▶ **EXERCISE BRIEF**
The lines to copy are those in the listing that hold the word "Director".

==== SOURCE RECORDS ====

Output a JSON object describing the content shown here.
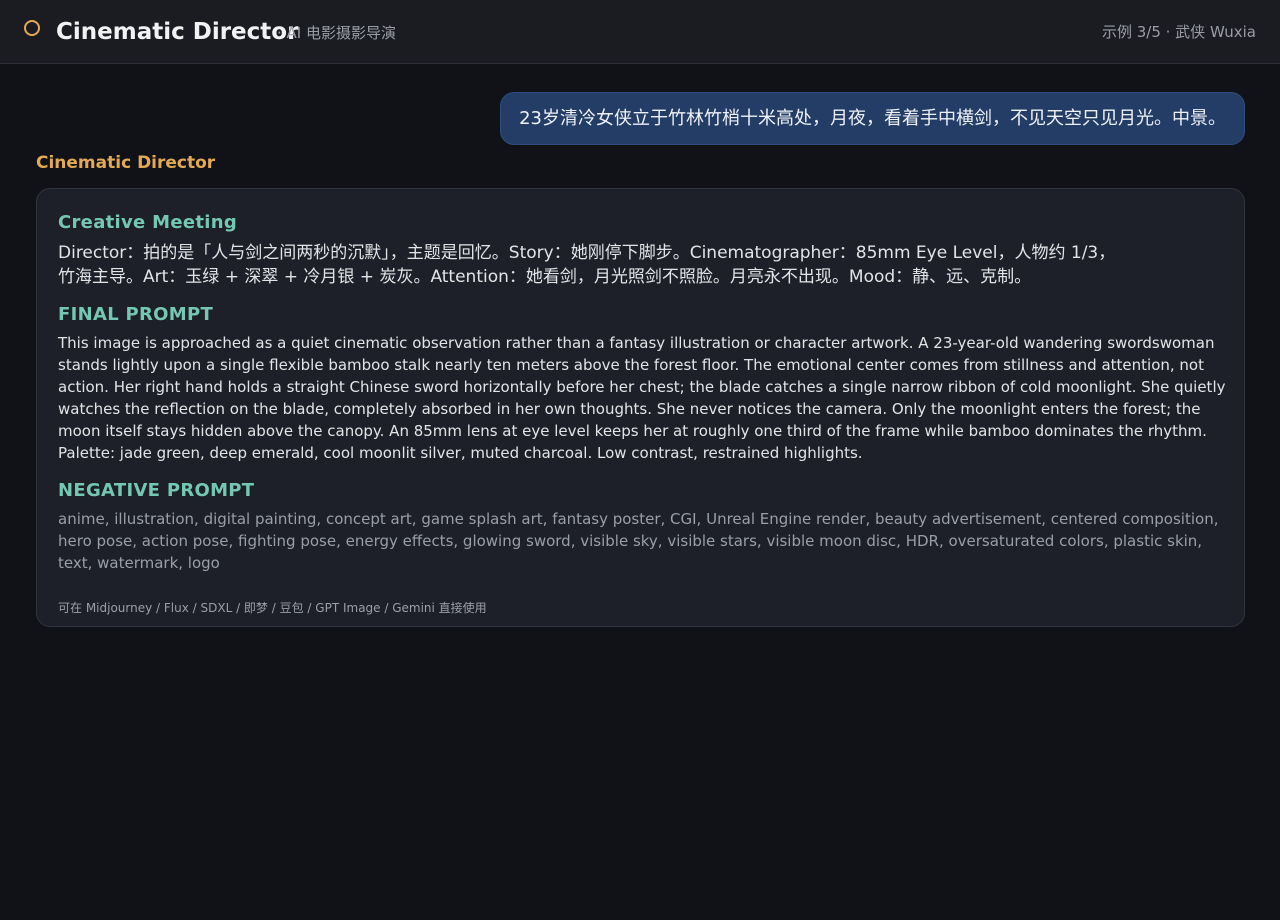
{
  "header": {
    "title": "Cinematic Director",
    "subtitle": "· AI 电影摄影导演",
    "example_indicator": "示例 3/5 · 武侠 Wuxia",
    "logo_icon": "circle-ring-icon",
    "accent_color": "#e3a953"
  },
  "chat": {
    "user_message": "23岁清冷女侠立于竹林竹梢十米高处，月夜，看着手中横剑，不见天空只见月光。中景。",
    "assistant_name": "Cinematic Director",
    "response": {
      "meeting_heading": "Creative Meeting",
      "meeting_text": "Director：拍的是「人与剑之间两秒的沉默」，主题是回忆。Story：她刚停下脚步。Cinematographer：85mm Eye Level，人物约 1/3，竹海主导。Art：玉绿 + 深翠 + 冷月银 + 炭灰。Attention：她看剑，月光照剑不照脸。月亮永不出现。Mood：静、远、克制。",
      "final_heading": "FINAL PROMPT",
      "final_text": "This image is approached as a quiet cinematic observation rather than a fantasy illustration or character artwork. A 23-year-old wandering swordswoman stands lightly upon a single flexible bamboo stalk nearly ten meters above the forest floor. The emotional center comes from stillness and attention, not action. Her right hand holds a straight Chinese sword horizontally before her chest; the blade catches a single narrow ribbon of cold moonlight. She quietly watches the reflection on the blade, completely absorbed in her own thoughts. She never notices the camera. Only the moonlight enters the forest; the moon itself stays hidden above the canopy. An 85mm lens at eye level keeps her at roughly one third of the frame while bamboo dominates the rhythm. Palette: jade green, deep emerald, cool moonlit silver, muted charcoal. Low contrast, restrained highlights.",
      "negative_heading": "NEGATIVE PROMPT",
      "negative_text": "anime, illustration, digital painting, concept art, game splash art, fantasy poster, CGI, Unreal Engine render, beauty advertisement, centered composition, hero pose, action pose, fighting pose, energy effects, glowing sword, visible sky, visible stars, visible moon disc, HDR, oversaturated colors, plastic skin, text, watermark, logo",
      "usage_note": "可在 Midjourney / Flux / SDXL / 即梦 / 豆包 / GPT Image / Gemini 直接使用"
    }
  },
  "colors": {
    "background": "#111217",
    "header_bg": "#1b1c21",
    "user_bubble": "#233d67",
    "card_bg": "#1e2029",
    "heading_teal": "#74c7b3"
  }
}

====
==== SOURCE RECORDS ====

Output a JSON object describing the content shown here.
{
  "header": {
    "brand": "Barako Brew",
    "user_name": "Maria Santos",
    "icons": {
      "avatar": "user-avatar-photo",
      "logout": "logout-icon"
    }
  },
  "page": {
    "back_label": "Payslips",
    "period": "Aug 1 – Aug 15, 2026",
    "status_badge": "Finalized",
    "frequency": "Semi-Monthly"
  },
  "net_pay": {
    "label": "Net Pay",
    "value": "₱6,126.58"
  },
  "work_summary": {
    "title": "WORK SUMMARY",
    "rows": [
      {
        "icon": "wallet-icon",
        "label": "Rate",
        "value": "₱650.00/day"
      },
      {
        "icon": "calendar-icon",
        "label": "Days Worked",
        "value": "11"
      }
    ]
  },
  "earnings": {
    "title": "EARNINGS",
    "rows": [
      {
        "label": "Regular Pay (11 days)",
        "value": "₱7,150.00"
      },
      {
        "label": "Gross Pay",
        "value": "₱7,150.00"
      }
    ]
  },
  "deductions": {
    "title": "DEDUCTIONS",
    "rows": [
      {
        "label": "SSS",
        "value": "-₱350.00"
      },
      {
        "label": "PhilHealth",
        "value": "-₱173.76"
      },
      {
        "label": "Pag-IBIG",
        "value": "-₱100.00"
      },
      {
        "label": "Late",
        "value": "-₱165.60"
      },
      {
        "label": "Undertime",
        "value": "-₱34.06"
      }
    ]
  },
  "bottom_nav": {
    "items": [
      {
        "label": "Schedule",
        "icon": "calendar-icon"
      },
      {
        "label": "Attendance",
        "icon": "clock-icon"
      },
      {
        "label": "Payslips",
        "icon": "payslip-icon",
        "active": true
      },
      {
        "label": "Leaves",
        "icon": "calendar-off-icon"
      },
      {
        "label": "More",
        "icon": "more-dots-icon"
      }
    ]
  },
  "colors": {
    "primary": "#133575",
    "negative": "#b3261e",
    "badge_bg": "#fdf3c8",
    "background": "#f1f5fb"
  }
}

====

▶ **ANSWER BELOW**
    "title": "Cinematic Director",
    "assistant_name": "Cinematic Director",
      "meeting_text": "Director：拍的是「人与剑之间两秒的沉默」，主题是回忆。Story：她刚停下脚步。Cinematographer：85mm Eye Level，人物约 1/3，竹海主导。Art：玉绿 + 深翠 + 冷月银 + 炭灰。Attention：她看剑，月光照剑不照脸。月亮永不出现。Mood：静、远、克制。",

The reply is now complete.